### Stored data:

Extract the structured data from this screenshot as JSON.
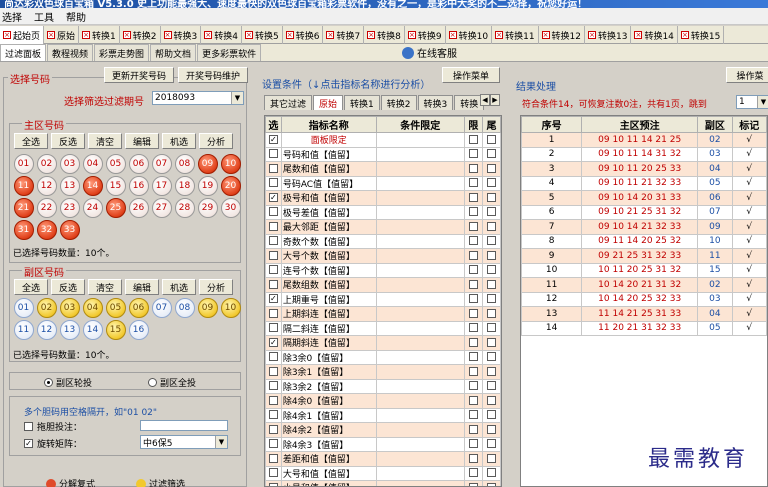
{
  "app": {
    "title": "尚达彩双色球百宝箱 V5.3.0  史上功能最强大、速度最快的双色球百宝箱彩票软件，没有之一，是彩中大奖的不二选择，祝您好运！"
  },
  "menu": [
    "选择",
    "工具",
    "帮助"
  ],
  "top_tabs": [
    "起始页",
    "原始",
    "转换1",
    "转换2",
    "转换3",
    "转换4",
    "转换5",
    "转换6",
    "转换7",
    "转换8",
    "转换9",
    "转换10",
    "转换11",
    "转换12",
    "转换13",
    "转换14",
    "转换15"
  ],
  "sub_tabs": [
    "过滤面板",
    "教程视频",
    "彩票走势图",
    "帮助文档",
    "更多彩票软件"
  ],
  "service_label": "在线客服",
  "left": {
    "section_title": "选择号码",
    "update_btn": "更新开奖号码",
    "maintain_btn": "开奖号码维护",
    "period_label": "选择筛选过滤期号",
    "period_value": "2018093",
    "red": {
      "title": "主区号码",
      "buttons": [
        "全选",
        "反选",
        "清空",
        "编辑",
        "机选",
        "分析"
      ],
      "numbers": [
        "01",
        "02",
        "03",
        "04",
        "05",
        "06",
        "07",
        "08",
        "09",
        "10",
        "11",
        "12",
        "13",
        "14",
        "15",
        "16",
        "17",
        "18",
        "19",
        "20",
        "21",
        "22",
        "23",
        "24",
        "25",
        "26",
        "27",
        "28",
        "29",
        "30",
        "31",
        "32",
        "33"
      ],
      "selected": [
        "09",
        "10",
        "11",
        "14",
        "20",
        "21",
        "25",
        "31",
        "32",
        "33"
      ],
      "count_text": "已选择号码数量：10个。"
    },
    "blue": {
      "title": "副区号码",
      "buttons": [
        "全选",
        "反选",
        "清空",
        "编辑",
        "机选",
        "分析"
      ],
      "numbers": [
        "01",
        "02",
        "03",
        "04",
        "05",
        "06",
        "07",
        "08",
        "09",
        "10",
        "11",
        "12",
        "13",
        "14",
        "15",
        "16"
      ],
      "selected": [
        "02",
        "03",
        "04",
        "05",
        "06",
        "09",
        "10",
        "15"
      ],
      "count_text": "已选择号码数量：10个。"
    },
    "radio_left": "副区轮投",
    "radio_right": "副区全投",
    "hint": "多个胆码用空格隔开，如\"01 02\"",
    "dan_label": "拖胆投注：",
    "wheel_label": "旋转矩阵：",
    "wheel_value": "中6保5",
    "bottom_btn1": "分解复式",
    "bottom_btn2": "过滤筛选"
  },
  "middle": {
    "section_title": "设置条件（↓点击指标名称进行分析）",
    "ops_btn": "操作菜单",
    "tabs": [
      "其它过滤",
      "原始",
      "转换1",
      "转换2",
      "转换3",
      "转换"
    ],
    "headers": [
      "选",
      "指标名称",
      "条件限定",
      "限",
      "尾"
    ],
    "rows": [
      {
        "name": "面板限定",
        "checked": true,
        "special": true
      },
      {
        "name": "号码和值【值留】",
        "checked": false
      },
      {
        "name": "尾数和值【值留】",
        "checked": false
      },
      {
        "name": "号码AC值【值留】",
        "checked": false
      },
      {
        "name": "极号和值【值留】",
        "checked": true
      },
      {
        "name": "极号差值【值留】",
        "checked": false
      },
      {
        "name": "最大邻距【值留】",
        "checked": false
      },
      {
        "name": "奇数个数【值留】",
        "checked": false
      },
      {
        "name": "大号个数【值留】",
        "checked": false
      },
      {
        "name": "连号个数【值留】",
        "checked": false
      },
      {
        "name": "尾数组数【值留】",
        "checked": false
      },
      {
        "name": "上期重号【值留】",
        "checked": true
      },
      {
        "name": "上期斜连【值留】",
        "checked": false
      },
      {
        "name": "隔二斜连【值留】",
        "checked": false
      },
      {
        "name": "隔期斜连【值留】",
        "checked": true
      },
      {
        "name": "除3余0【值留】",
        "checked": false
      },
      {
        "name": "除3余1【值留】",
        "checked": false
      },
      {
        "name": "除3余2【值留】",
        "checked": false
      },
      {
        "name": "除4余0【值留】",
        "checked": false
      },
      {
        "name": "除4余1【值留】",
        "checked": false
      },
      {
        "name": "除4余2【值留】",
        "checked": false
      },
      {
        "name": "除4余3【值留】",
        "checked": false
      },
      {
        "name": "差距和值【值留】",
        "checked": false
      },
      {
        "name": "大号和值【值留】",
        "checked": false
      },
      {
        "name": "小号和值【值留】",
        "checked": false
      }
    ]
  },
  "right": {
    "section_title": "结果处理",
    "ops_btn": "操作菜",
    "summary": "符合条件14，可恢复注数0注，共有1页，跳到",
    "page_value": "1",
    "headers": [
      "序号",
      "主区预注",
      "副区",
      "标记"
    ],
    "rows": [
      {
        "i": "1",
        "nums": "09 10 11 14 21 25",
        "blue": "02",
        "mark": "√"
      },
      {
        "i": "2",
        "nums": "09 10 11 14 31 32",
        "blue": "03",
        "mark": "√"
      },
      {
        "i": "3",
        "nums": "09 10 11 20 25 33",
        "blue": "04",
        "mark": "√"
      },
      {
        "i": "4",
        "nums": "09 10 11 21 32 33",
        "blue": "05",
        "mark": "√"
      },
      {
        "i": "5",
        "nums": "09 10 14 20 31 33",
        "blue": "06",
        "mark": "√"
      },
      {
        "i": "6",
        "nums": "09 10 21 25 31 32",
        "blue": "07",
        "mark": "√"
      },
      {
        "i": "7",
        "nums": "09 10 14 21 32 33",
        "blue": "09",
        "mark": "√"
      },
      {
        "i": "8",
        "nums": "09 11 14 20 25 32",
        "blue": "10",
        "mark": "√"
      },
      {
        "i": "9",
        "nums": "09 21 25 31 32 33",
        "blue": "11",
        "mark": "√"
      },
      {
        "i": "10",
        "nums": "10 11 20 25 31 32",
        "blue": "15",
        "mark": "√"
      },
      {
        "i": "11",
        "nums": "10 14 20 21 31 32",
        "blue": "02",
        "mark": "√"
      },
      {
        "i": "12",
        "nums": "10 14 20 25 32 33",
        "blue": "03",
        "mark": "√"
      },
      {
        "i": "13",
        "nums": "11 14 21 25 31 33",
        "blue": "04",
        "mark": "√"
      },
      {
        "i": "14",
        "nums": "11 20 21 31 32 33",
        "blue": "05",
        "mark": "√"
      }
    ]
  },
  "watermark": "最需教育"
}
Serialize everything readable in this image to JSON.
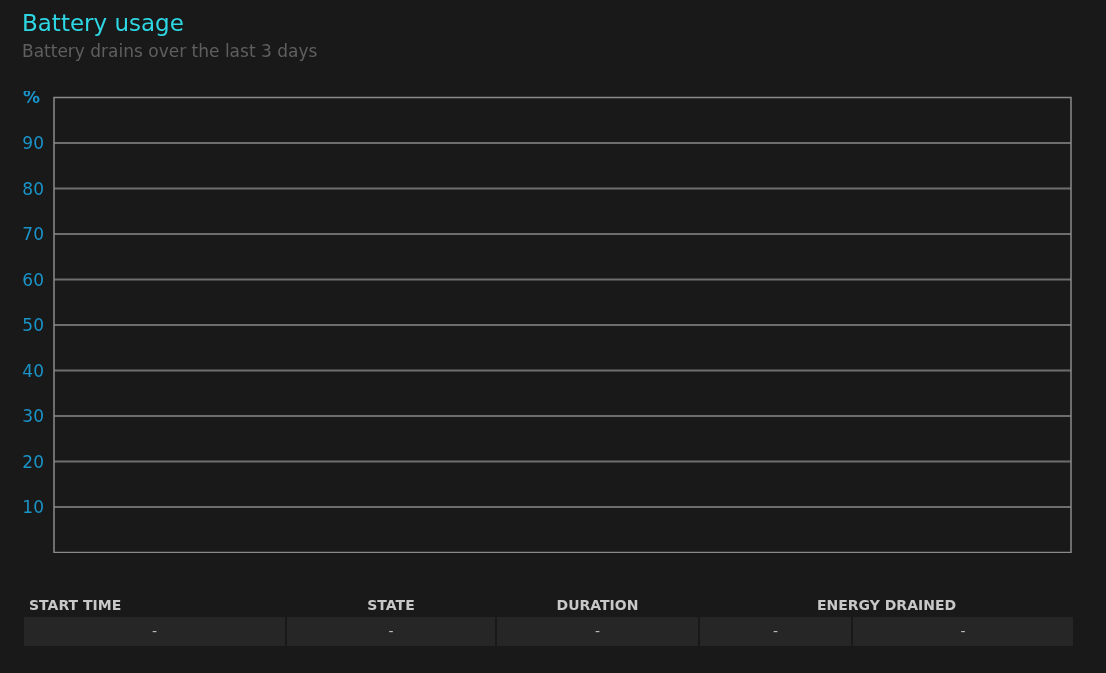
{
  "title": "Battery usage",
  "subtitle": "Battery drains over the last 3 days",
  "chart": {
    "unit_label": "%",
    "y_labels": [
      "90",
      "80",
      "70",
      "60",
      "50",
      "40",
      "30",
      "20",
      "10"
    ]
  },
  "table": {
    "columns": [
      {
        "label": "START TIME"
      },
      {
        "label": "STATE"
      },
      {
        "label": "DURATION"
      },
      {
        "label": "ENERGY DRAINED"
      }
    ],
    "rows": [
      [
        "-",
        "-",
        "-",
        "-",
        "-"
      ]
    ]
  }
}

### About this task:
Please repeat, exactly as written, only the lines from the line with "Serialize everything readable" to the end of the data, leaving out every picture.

### Exercise answer:
Serialize everything readable in this image to JSON.
{
  "title": "Battery usage",
  "subtitle": "Battery drains over the last 3 days",
  "chart": {
    "unit_label": "%",
    "y_labels": [
      "90",
      "80",
      "70",
      "60",
      "50",
      "40",
      "30",
      "20",
      "10"
    ]
  },
  "table": {
    "columns": [
      {
        "label": "START TIME"
      },
      {
        "label": "STATE"
      },
      {
        "label": "DURATION"
      },
      {
        "label": "ENERGY DRAINED"
      }
    ],
    "rows": [
      [
        "-",
        "-",
        "-",
        "-",
        "-"
      ]
    ]
  }
}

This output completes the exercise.